Interpol's statement comes a day after Pakistan said it would ask Interpol to put out a "red notice" to arrest him in connection with the assassination of former prime minister Benazir Bhutto in 2007.

Mr Musharraf, who lives in Dubai and who is the founder of the All Pakistan Muslim League (APML), is accused of failing to prevent Bhutto's murder.

"If and when Pakistan, via its Interpol National Central Bureau in Islamabad, makes a request for the issuance of a red notice for the arrest of former president Pervez Musharraf ... Pakistan's request will be assessed in accordance with Interpol's rules and regulations," said an agency spokesman.

Pakistan's interior minister, Rehman Malik, said on Tuesday that Islamabad would demand Mr Musharraf's imprisonment for not providing adequate security for Bhutto, who was killed in a suicide attack shortly after returning to Pakistan to contest the 2008 general elections.

Mr Malik made the announcement in Bhutto's home province of Sindh while presenting a report into the four-year-long investigation into her assassination.

Interpol said it would do a "full review" after Pakistani authorities approached its national central bureau in Islamabad.

A red notice is issued to seek the arrest or provisional arrest of wanted persons with a view to extradition.

"Certain procedures would have to be followed ... it would be premature to comment further at this point," said the organisation's spokesman.

Mr Musharraf, a former general, came to power after a military coup in 1999. After nine years in power, he resigned and left the country when his allies faced an embarrassing defeat and the new coalition government threatened him with impeachment. In February last year, a Pakistani anti-terrorism court issued an arrest warrant and declared Mr Musharraf a fugitive for not responding to accusations that he had failed to protect Bhutto.

Yesterday, Mr Musharraf's party said the government was only trying to gain "political mileage".

"They want to blame Musharraf and divert the people's attention," said Haris Nawaz, APML's secretary general in Sindh. "He is not responsible for providing security for anyone. They have no reason or grounds to seek his arrest," he said.

Mr Nawaz accused the government of not finding the real killers. "People are asking them why they have not been able to trace the persons behind her murder," he said.

"Interpol is not going to do anything because they need clear-cut evidence of his involvement."

Another close aide from Dubai defended Mr Musharraf. "The fact of the matter is [former] president Musharraf gave her security," said the source.

He also claimed Interpol could not jail him. "He enjoys immunity as he was the chief of army staff. It was the Pakistan People's Party that did not protect her," he said.

In Dubai last month, APML announced that its leader would not travel to Pakistan as scheduled between January 27 and January 30 to contest the parliamentary elections next year. Party workers blamed the political instability for postponing his return. However, the announcement came soon after Islamabad repeated a long-standing threat to jail Mr Musharraf on his arrival.

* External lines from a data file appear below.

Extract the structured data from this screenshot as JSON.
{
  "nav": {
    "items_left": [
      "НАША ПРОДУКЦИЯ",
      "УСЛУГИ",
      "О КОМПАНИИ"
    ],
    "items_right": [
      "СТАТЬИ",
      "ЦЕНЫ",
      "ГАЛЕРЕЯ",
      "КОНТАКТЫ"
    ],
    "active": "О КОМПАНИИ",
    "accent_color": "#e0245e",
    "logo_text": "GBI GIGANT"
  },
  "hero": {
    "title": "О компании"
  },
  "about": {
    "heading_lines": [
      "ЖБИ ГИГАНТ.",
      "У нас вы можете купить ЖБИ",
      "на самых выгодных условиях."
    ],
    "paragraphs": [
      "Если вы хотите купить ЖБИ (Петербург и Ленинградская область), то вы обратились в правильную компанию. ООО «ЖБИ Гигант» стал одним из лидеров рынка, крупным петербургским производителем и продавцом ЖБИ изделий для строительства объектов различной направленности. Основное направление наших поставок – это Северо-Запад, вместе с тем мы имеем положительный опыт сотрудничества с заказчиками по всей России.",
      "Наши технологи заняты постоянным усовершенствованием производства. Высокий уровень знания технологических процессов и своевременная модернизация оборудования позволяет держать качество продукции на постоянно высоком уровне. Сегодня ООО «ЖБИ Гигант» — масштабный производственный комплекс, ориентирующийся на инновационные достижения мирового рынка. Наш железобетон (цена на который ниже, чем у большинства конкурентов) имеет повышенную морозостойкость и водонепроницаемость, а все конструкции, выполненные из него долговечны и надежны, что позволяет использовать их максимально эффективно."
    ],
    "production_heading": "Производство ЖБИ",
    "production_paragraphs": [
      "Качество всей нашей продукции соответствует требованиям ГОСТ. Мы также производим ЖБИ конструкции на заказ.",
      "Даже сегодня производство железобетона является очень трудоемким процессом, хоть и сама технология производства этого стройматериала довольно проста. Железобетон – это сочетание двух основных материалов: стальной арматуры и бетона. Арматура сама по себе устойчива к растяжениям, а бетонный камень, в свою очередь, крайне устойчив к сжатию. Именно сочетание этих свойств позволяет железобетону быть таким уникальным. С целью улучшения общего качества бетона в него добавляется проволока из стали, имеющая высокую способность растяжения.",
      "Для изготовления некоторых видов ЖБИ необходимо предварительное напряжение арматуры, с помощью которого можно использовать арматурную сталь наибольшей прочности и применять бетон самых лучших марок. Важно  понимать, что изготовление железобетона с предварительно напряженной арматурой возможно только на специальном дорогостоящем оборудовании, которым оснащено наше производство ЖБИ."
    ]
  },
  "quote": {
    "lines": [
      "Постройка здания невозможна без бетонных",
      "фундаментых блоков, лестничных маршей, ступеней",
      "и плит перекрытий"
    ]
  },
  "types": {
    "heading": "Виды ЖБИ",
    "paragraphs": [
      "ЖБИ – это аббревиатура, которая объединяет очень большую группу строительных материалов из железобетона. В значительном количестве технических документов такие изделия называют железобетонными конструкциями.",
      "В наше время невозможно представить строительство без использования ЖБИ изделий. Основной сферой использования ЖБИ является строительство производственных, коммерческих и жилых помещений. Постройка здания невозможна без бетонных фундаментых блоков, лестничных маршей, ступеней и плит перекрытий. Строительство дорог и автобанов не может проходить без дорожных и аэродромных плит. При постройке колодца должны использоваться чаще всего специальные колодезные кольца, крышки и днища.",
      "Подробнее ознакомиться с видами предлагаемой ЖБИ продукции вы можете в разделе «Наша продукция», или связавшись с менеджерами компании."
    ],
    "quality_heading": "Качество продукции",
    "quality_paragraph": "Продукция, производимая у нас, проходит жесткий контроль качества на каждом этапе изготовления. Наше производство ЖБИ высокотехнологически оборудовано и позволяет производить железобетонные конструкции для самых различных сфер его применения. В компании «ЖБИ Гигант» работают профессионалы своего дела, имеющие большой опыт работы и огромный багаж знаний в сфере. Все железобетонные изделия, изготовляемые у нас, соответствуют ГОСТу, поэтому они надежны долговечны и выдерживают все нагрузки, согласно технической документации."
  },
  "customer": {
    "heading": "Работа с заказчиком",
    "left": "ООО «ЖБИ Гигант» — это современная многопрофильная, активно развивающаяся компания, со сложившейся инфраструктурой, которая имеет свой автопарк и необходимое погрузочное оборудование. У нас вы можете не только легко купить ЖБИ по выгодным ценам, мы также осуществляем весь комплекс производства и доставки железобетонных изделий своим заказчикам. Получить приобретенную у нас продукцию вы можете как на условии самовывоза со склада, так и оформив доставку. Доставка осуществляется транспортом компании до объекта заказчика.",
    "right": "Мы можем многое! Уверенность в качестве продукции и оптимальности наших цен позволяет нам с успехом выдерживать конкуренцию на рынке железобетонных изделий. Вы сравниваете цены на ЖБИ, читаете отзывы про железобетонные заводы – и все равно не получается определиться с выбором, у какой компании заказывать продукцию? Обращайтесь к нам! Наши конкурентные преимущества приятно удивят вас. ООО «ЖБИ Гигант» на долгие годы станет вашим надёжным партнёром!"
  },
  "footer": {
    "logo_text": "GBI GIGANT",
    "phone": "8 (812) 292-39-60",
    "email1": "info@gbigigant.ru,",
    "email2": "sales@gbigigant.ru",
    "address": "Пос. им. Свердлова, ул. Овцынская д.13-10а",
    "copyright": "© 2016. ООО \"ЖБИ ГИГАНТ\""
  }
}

The party source said threats would not deter their leader.

"Mr Musharraf will definitely go back. The current scenario is changing. The government is on the verge of collapse," he said.

However, he declined to say when Mr Musharraf would return.